Now I'm alive to tell the story, so It really mustn't have been that bad! Before I tell the ugly story, I have to tell the good one from today.
To suggest that no one had maintained the bridge since it was built a hundred years ago and survived a nasty multi-year war, would be stretching the truth...I think.
We started walking across the bridge that spans the Red River along the narrow sidewalk that separates the few crazy pedestrians from the scooter traffic and centre rail line. It's narrow enough for only one person at a time; George led the way, followed by Barry, then Molly and me. It's a good thing I went last because I wouldn't have led us onto this contraption that had my heart palpitating for the 2km span.
It's funny how your brain sends signals to not do something, while the same brain ignores the alerts and fear and puts one foot in front of the other. Remember the old dunk tanks at the carnivals where you willingly sit on a stool you know will collapse when someone throws a ball successfully at the target? You know you'll fall. You know you'll get wet. You're just waiting to plunge. Well, walking across the bridge today felt like that...every...step...of....the...way. Each step on too-thin, too-narrow slabs of concrete reminded me of stepping onto the collapsable dunk tank seat. One step might just crack the concrete in half and you plummet through the bridge straight into the murky river far below.

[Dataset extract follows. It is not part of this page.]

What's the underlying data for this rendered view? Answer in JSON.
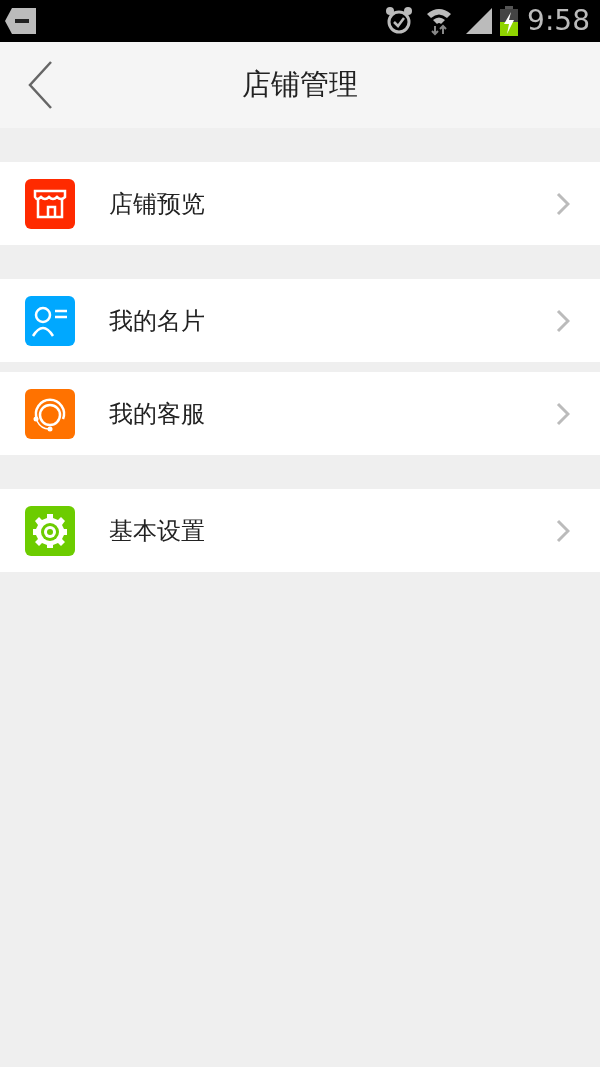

I tried not to look down as I could see straight through the rain slats to the river, but the slabs were uneven and tripping was not an option as the traffic was so close you could feel the breeze of the scooters on your arms. So this was my view.
Needless to say we made it across this horrible bridge intact and I was actually much more at peace walking amongst the crazy scooter traffic on solid ground.
Eiffel should have stuck to designing towers.
This is a bit of what we saw.